Let’s start by acknowledging that there is no clear pattern emerging in the Europe debate, as long as we understand “Europe debate” to mean whether the UK should stay in or leave the European Union. This week alone we’ve seen Boris Johnson “warning Obama off” (as the BBC put it) getting involved in the debated, the same London Mayor and MP having a radio spat with Chuka Umunna involving telling each other to man up and various insults traded as either side accuses the other of scaremongering or making it up as they go along.

Divining who’s going to win is more difficult. The Daily Telegraph reports that “out” has it by a tiny margin but, crucially, the anti-Europe vote is likely to be more motivated so will actually show up on the day, expanding the margin by which it will win. Meanwhile the Times’ daily Red Box email points to Elections Etc. whose research suggests a 58% “remain” vote but with a plus or minus 14% error margin; so somewhere between 44% and 72% will go for staying in the EU. This, readers will note, tells us precisely nothing.

So the outcome, even if there weren’t 100 days in which Presidents and world leaders will offer counsel, claims and counterclaims will be made and the “leave” campaign will eventually decide who the official “leave” group actually is (there are two factions at the moment, doing the best impression of the Monty Python Judean People’s Front and the People’s Front of Judea that they can manage), we wouldn’t want to call a snap referendum even if it were to be called this afternoon.

What’s clear is that the outcome will ripple beyond the British mainland’s shores, and the ramifications of an “out” vote are already being felt on Gibraltar. Anyone doubting this should check today’s Times (subscription required), in which the Gibraltarian Chief Minister Fabian Picardo highlights recent Spanish statements about what would happen in the event of a Brexit.
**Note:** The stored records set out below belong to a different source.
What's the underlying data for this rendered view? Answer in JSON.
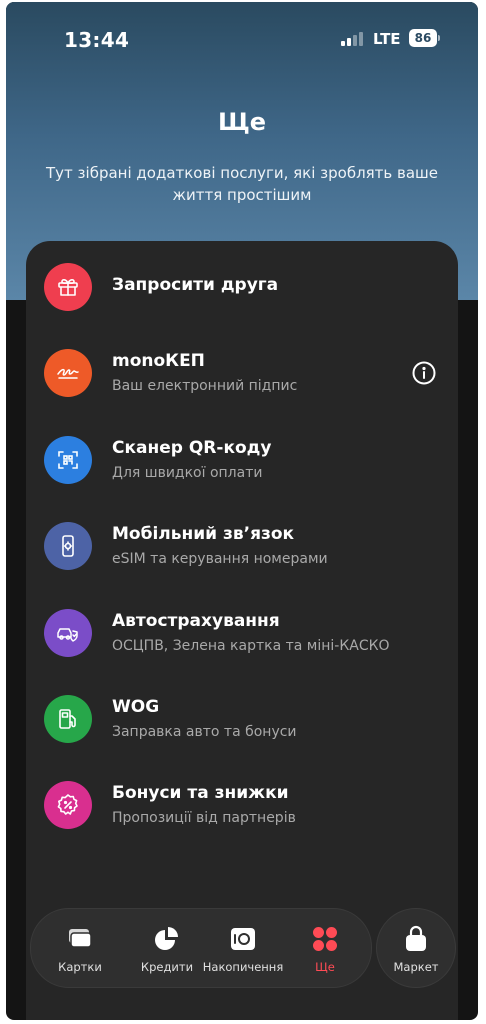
{
  "status": {
    "time": "13:44",
    "network": "LTE",
    "battery": "86",
    "signal_bars_filled": 2
  },
  "header": {
    "title": "Ще",
    "subtitle": "Тут зібрані додаткові послуги, які зроблять ваше життя простішим"
  },
  "services": [
    {
      "title": "Запросити друга",
      "subtitle": "",
      "icon": "gift-icon",
      "color": "#ef3e4f"
    },
    {
      "title": "monoКЕП",
      "subtitle": "Ваш електронний підпис",
      "icon": "signature-icon",
      "color": "#ee5a28",
      "info_icon": "info-icon"
    },
    {
      "title": "Сканер QR-коду",
      "subtitle": "Для швидкої оплати",
      "icon": "qr-scanner-icon",
      "color": "#2c7fe0"
    },
    {
      "title": "Мобільний зв’язок",
      "subtitle": "eSIM та керування номерами",
      "icon": "phone-settings-icon",
      "color": "#4d63a6"
    },
    {
      "title": "Автострахування",
      "subtitle": "ОСЦПВ, Зелена картка та міні-КАСКО",
      "icon": "car-insurance-icon",
      "color": "#7b4dc8"
    },
    {
      "title": "WOG",
      "subtitle": "Заправка авто та бонуси",
      "icon": "fuel-station-icon",
      "color": "#27a74a"
    },
    {
      "title": "Бонуси та знижки",
      "subtitle": "Пропозиції від партнерів",
      "icon": "discount-icon",
      "color": "#d92f8f"
    }
  ],
  "nav": {
    "items": [
      {
        "label": "Картки",
        "icon": "cards-icon"
      },
      {
        "label": "Кредити",
        "icon": "pie-chart-icon"
      },
      {
        "label": "Накопичення",
        "icon": "safe-icon"
      },
      {
        "label": "Ще",
        "icon": "more-dots-icon",
        "active": true
      }
    ],
    "market": {
      "label": "Маркет",
      "icon": "shopping-bag-icon"
    }
  },
  "colors": {
    "accent": "#ff4b55",
    "card_bg": "#262626",
    "hero_top": "#2a4a60",
    "hero_bottom": "#5b86a8"
  }
}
Spain actually caused a few eyebrows to raise and some other people to panic just a little with its recent statements. Essentially the country’s foreign minister, José Manuel García-Margallo, suggested that there would be conversations on the sovereignty of Gibraltar the “day after” an announcement of a British exit, according to the Daily Mail and other reports. He also said (much, much further down the report) that he didn’t want Britain to leave: “God forbid” is the phrase he uses.
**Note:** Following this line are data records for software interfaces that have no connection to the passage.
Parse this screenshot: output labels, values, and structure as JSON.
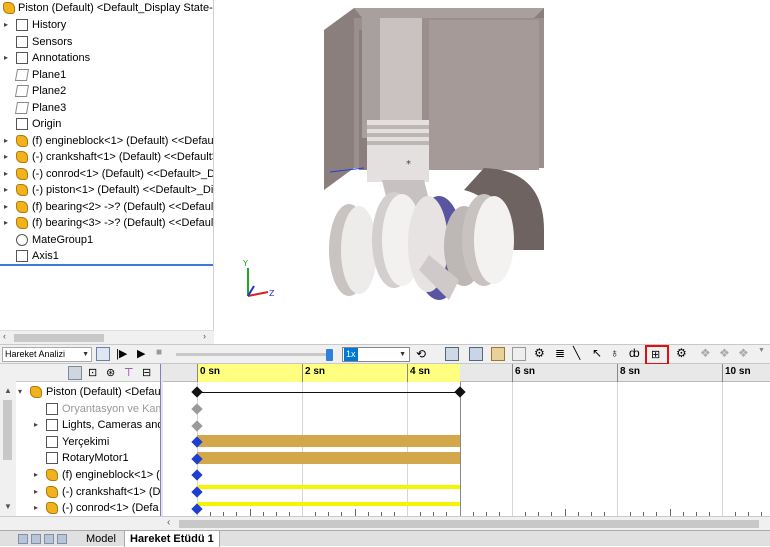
{
  "feature_tree": {
    "root": "Piston (Default) <Default_Display State-1>",
    "items": [
      {
        "label": "History",
        "icon": "history-icon",
        "expand": "▸"
      },
      {
        "label": "Sensors",
        "icon": "sensors-icon",
        "expand": ""
      },
      {
        "label": "Annotations",
        "icon": "annotations-icon",
        "expand": "▸"
      },
      {
        "label": "Plane1",
        "icon": "plane-icon",
        "expand": ""
      },
      {
        "label": "Plane2",
        "icon": "plane-icon",
        "expand": ""
      },
      {
        "label": "Plane3",
        "icon": "plane-icon",
        "expand": ""
      },
      {
        "label": "Origin",
        "icon": "origin-icon",
        "expand": ""
      },
      {
        "label": "(f) engineblock<1> (Default) <<Default",
        "icon": "part-icon",
        "expand": "▸"
      },
      {
        "label": "(-) crankshaft<1> (Default) <<Default>",
        "icon": "part-icon",
        "expand": "▸"
      },
      {
        "label": "(-) conrod<1> (Default) <<Default>_Di",
        "icon": "part-icon",
        "expand": "▸"
      },
      {
        "label": "(-) piston<1> (Default) <<Default>_Dis",
        "icon": "part-icon",
        "expand": "▸"
      },
      {
        "label": "(f) bearing<2> ->? (Default) <<Default",
        "icon": "part-icon",
        "expand": "▸"
      },
      {
        "label": "(f) bearing<3> ->? (Default) <<Default",
        "icon": "part-icon",
        "expand": "▸"
      },
      {
        "label": "MateGroup1",
        "icon": "mategroup-icon",
        "expand": ""
      },
      {
        "label": "Axis1",
        "icon": "axis-icon",
        "expand": ""
      }
    ]
  },
  "toolbar": {
    "study_type": "Hareket Analizi",
    "speed": "1x"
  },
  "motion_tree": {
    "rows": [
      {
        "label": "Piston (Default) <Defaul",
        "icon": "assembly-icon",
        "expand": "▾",
        "muted": false
      },
      {
        "label": "Oryantasyon ve Kam",
        "icon": "orientation-icon",
        "expand": "",
        "muted": true
      },
      {
        "label": "Lights, Cameras and",
        "icon": "lights-icon",
        "expand": "▸",
        "muted": false
      },
      {
        "label": "Yerçekimi",
        "icon": "gravity-icon",
        "expand": "",
        "muted": false
      },
      {
        "label": "RotaryMotor1",
        "icon": "motor-icon",
        "expand": "",
        "muted": false
      },
      {
        "label": "(f) engineblock<1> (",
        "icon": "part-icon",
        "expand": "▸",
        "muted": false
      },
      {
        "label": "(-) crankshaft<1> (De",
        "icon": "part-icon",
        "expand": "▸",
        "muted": false
      },
      {
        "label": "(-) conrod<1> (Defa",
        "icon": "part-icon",
        "expand": "▸",
        "muted": false
      }
    ]
  },
  "timeline": {
    "labels": [
      "0 sn",
      "2 sn",
      "4 sn",
      "6 sn",
      "8 sn",
      "10 sn"
    ],
    "study_end_sec": 5
  },
  "tabs": {
    "model": "Model",
    "motion_study": "Hareket Etüdü 1"
  },
  "colors": {
    "accent": "#3a7bd5",
    "highlight": "#e01010",
    "timeline_yellow": "#ffff80",
    "bar_gold": "#d2a84a",
    "key_blue": "#1e3fd0"
  }
}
He raised the idea of joint sovereignty once again more recently, reports the Gibraltar Chronicle, this time suggesting that if Britain leaves Europe then Gib could do what it nearly did (he says) in 2002 and start transitioning towards Spain. This is an interesting definition of “nearly” when 98.48% of the electorate actually voted not to do so, but remaining British when this might exclude the Rock from Europe would inevitably raise different issues if not a different final outcome.

Outside Gibraltarian interests the effect could be more severe than that. SNP leader and Scottish First Minister Nicola Sturgeon has made no secret of her wish to make a fresh case for Scottish independence. The once-in-a-generation referendum on this was lost in 2014 but should Britain exit Europe with a majority of Scots clearly demonstrating that they want to stay in, the case becomes stronger (although the collapse of the oil price would blow the original blueprint out of the water).

So we could end up with Scotland as well as Gibraltar wanting to remain in Europe while Britain made its exit. Whether this would be legally possible if both stayed tied to Britain is untested as yet – and with Spain eager to enter talks the day after an exit is agreed but the Gibraltarians implacably opposed to becoming Spanish, the way forward would not be clear.

Guy Clapperton is the freelance journalist who edits the New Statesman’s Gibraltar hub. You can also find him in the Guardian, Computer Business Review and Professional Outsourcing which he edits.